Creative Writing Games for Stage 3 and above

I don’t like ‘ice-breakers’ as a rule. They tend to be far too pushy for people who are naturally introverted. So as I thought about kicking off a new set of Year 7s this week, I opted to create a simple writing game which later we’ll use as the basis for art making – drawings made from text. This is an example – and great for getting people who think they can’t draw to write (and then make a drawing). The game is designed for table work, so I’d suggest 2-8 players. It lasts about an hour. You’ll notice in the games that there are objects. For my purpose these things are simply concepts, but they could be physical things or even mathematical formulas etc., It’s a pretty low tech game, but I guess you could do this online.

The aim of the activity is to get students to think creatively and to critically follow rules to re-frame their original position. Let me know if you use it or modify it! Creative story writing game.

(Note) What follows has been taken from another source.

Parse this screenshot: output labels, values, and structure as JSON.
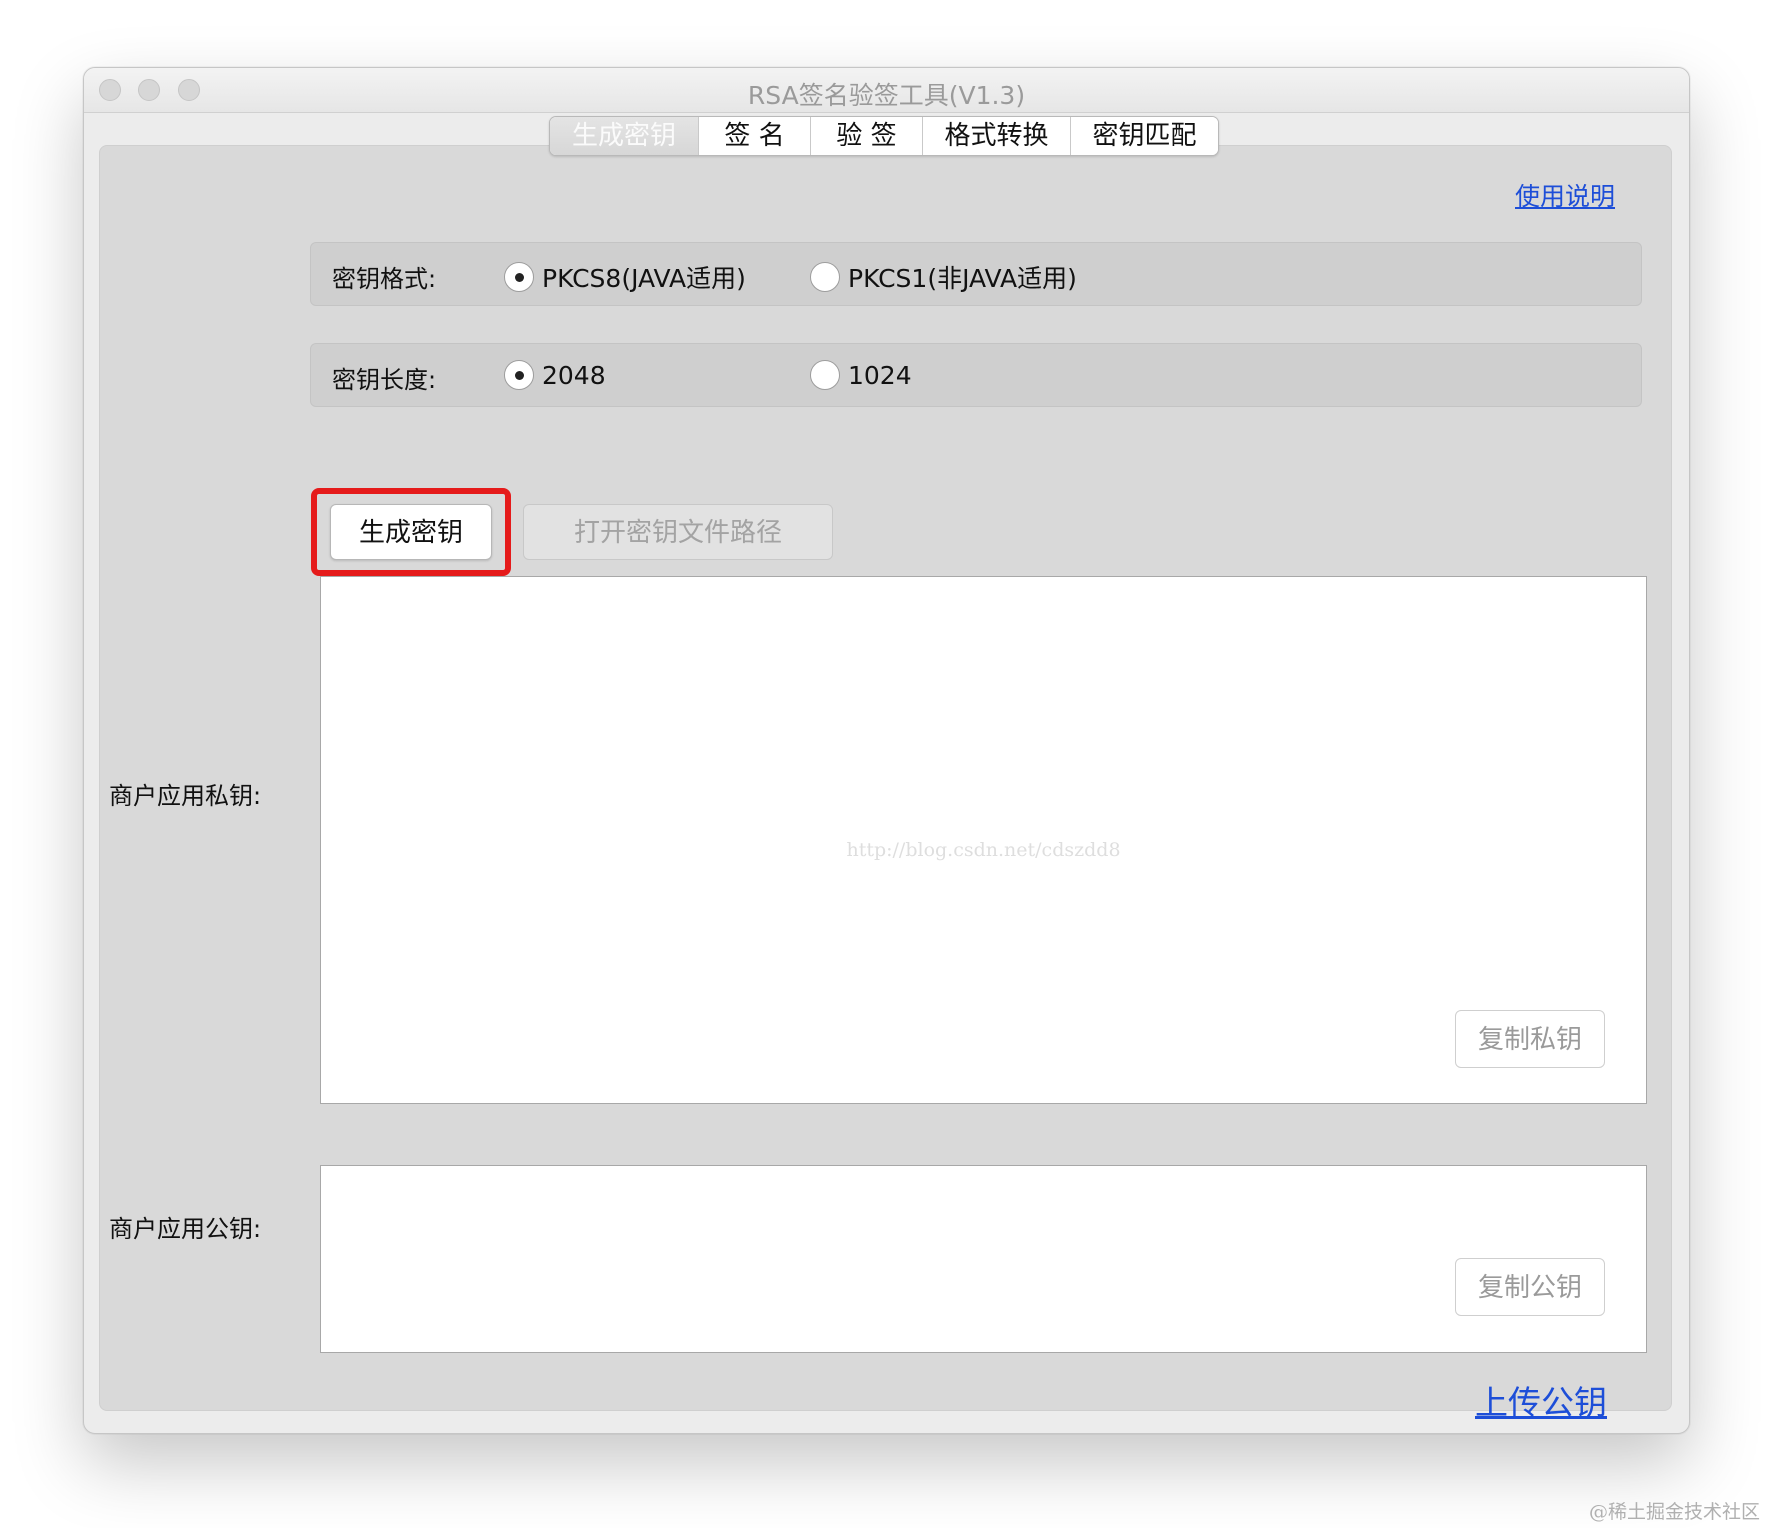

When life begins to imitate games

Games are all examples of hyper-reality. In that regard today’s video-games should be thought of more like Disneyland. For kids, the experience of hyper reality becomes more real than the reality they were designed to imitate. Let me unpack that a bit. Minecraft is a simulation of the world. It has some ludic rules about what happens when player meets creeper, but it is designed to be hyper-Disneyland of the players imagination. Because of Notch’s inspired method of constructing the environment, Minecraft (more than any other game in history) allows for mass production and reproduction. Minecraft is not a game or simulation – if looked at from a hyper-reality perspective. I once was, when Notch and a few people played it, but now it is a lanaguage – able to convey meaning, ideas, systems and rules. That is what makes it so powerful, it’s the first true hyper-real game that broke the rules of language.

Take school for example, it uses language to enforce the rules and conventions of society. It limits the way students learn, because it demands they bow down to functional language tools, upheld by aging taxonomies such as the infamous “Bloom” – compare, list, find and so on. Schools doesn’t tolerate any development of ‘new language’ at all. What a language does is enable the communication of information, feelings, ideas, and the like by establishing systemsand rules that people learn. And just as there is grammar for writing and speaking, so there are rules for hyper-reality. Minecraft is perhaps the most complex example of this I can think of.

It’s also a perfect ‘sign’ of why so many people in society simply can’t grasp even the simplest elements of ‘hyper-reality’. Today for example, the news media were salivating over a political party ‘buying’ Twitter followers for their leader. The leader is completely unable to ‘speak’ to anyone via Twitter (he’s not alone) – as he doesn’t have the language to do so.

We’re dealing with a hyper-real world in which signifiers and the signified can only be understood by learning new language, so if you’re kids is playing Minecraft … they are learning about signs – what is signified and what are the signifiers in a hyper-reality immersed society. And that’s not a bad thing at all – as life has always imitated art to some degree.